Assignment
Please copy out every line in the records below that includes the word "screenshot".

(Web page and app entries)
***
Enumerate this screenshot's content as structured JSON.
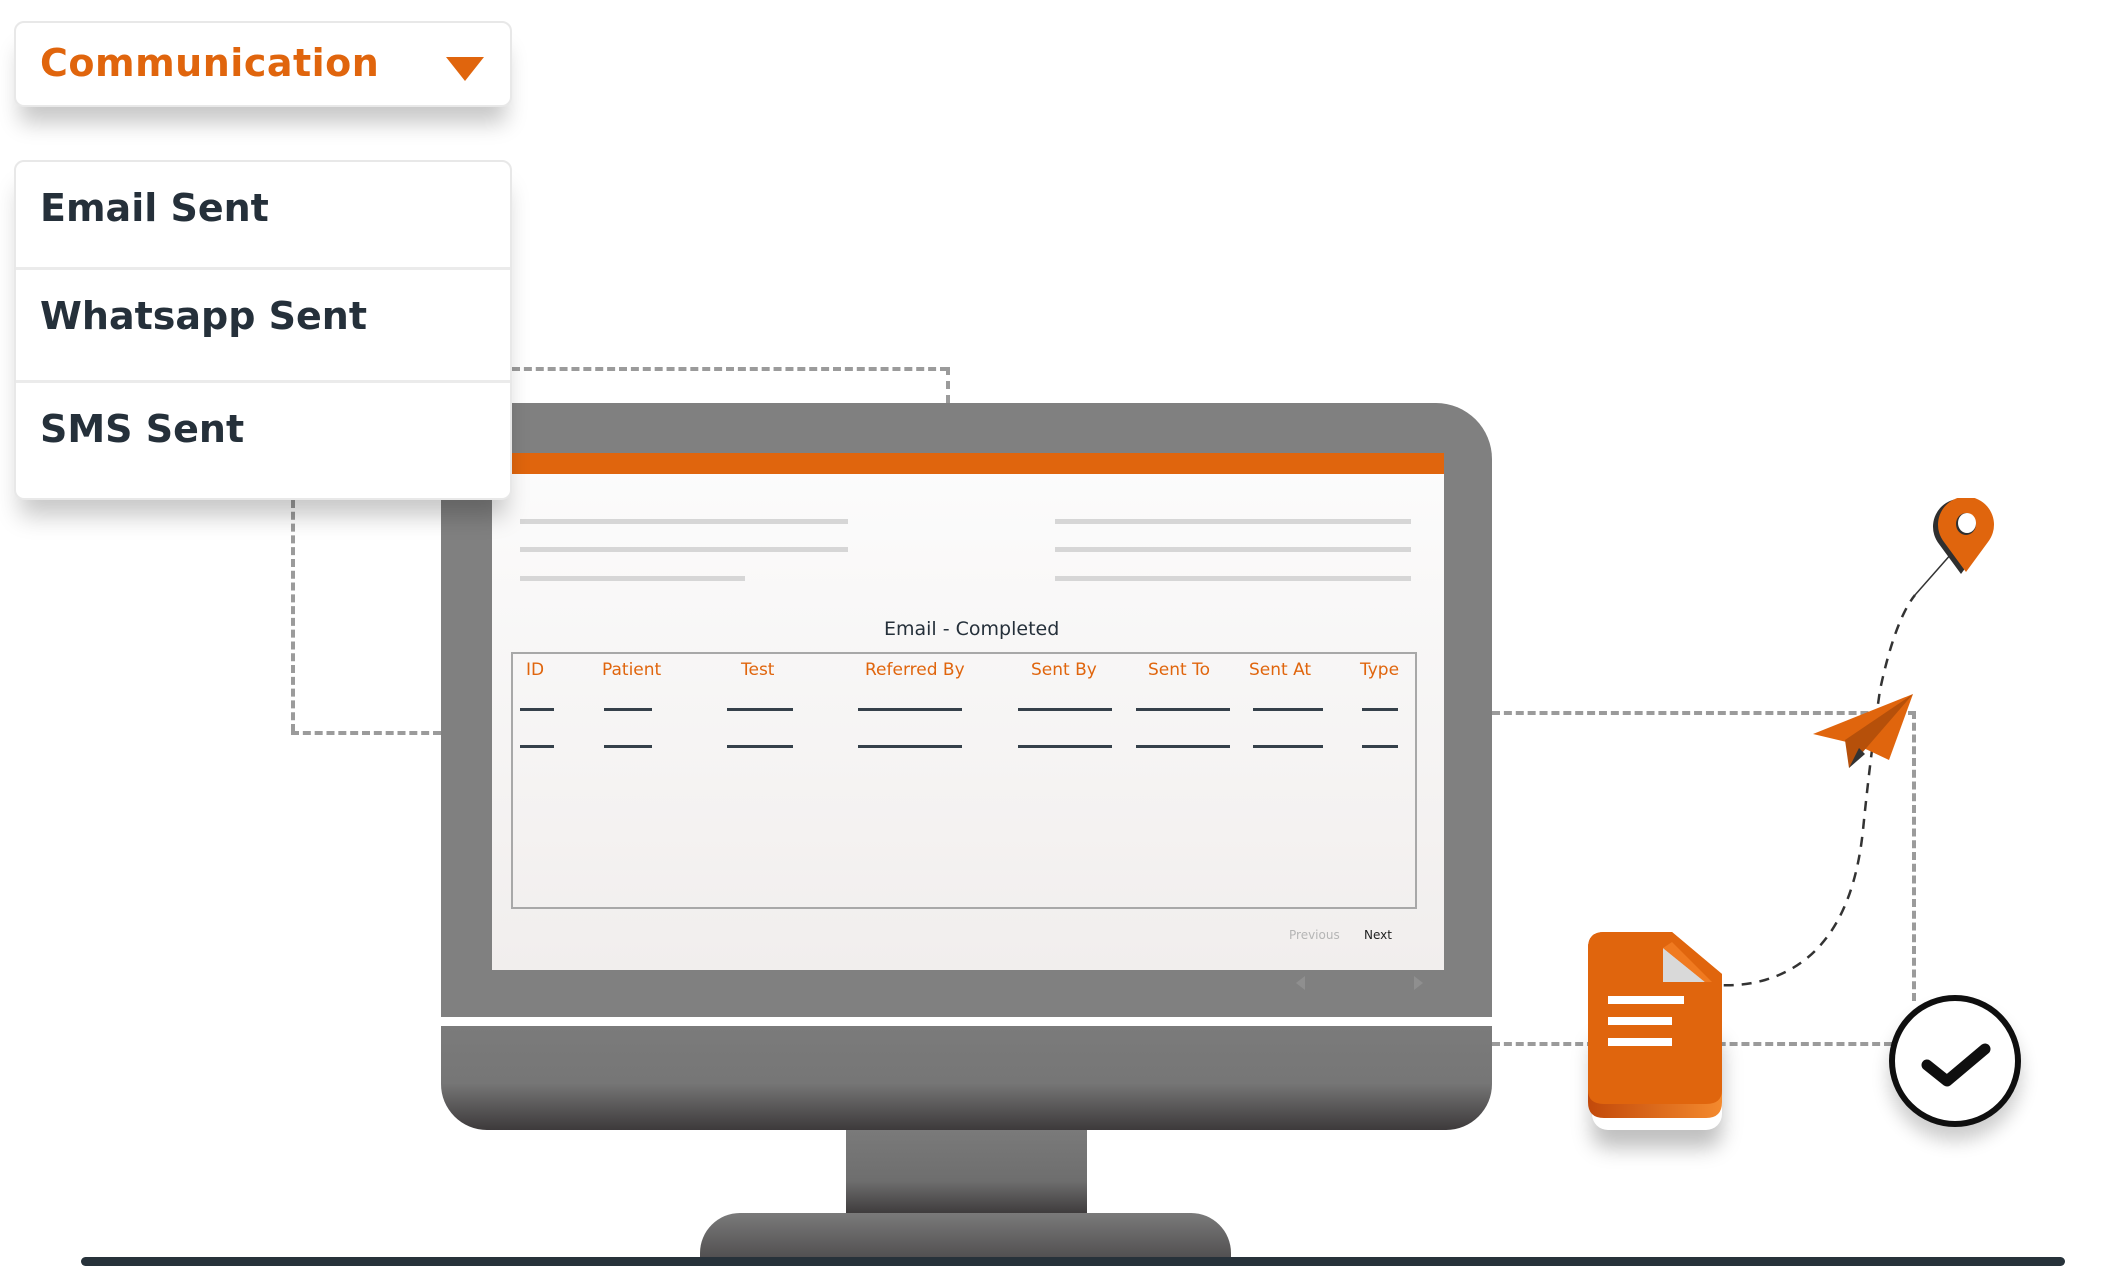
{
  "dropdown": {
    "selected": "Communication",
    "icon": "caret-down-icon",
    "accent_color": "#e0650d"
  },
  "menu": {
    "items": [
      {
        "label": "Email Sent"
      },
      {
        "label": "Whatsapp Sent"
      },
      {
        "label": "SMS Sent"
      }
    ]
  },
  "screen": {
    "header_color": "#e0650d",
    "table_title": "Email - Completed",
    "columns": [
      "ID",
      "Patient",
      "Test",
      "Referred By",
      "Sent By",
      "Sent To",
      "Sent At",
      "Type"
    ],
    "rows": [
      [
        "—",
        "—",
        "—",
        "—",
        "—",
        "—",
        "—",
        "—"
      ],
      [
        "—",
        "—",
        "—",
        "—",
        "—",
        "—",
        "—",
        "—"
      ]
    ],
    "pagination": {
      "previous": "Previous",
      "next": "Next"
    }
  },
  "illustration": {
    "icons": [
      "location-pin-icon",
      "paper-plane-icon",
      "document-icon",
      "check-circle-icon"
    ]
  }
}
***
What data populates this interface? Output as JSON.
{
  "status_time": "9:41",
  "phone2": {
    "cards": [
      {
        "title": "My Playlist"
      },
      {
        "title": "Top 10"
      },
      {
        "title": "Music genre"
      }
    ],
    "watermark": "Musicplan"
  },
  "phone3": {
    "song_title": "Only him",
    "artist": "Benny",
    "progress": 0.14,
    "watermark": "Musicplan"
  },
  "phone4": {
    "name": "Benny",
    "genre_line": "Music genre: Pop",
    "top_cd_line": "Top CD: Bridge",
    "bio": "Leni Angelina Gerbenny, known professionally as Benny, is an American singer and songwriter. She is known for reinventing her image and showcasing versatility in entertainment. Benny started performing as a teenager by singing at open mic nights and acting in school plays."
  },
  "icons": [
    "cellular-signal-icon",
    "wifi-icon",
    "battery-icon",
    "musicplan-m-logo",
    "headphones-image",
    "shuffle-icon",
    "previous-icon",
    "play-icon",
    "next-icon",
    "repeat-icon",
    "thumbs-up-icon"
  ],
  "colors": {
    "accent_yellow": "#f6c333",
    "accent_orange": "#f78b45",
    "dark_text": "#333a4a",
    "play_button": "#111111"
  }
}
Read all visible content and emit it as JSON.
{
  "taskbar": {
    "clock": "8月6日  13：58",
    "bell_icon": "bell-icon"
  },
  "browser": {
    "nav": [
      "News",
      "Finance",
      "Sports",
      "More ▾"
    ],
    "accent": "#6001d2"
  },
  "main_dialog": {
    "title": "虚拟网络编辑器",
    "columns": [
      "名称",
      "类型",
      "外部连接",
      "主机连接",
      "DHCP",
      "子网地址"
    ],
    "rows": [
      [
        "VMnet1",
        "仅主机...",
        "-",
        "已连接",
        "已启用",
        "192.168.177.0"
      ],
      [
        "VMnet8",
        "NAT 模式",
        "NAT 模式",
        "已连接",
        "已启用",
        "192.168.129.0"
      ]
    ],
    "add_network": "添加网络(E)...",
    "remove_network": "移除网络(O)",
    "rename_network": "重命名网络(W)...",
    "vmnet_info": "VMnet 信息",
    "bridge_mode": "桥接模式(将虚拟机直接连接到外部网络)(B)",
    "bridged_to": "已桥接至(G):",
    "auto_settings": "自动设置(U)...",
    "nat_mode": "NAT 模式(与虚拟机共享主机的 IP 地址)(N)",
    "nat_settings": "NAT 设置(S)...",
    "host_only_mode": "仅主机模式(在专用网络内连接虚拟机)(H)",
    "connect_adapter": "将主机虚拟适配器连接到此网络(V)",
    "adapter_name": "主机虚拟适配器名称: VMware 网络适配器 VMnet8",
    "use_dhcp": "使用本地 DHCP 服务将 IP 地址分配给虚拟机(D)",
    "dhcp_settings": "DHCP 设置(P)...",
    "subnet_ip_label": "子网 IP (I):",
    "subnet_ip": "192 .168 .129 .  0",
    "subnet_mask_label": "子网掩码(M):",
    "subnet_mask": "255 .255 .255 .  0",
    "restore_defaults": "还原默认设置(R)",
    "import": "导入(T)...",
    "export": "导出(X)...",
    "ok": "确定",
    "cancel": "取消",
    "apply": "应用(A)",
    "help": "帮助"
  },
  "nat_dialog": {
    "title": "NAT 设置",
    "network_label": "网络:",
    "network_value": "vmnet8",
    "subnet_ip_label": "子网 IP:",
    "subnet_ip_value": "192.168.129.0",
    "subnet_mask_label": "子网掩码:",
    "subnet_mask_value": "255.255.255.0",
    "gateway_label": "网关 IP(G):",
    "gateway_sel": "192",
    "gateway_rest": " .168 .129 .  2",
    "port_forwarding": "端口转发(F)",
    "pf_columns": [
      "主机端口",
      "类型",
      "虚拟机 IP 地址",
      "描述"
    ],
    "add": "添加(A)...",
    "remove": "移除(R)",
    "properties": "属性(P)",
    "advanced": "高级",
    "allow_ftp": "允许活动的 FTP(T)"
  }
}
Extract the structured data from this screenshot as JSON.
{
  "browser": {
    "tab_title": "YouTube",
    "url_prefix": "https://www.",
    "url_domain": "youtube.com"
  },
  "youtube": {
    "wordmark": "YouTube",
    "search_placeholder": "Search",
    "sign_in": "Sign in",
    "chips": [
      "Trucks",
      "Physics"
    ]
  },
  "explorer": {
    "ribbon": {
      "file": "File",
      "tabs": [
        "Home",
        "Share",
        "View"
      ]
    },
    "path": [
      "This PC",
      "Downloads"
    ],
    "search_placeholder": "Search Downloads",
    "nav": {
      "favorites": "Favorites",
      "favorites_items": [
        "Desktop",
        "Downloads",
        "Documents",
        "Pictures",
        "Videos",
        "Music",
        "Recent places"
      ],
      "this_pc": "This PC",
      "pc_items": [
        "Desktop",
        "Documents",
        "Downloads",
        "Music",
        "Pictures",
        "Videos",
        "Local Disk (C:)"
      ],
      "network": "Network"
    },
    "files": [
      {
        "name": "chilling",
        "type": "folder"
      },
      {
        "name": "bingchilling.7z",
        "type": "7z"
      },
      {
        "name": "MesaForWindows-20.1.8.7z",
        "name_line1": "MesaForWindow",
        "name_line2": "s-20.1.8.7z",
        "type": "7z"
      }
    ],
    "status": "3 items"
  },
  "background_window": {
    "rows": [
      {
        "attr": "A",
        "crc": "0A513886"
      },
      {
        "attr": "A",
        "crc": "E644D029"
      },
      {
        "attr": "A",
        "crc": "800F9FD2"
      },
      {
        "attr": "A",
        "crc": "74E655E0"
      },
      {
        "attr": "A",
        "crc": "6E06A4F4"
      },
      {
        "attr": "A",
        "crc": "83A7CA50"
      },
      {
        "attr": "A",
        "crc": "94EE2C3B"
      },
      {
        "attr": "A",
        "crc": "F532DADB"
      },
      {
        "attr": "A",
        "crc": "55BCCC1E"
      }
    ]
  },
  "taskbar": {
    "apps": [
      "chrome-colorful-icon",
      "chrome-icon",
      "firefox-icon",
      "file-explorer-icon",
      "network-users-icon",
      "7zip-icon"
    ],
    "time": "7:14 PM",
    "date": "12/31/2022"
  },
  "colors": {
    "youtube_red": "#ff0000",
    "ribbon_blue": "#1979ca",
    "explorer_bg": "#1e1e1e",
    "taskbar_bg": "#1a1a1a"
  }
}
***
Written response
Enumerate this screenshot's content as structured JSON.
Extract the structured data from this screenshot as JSON.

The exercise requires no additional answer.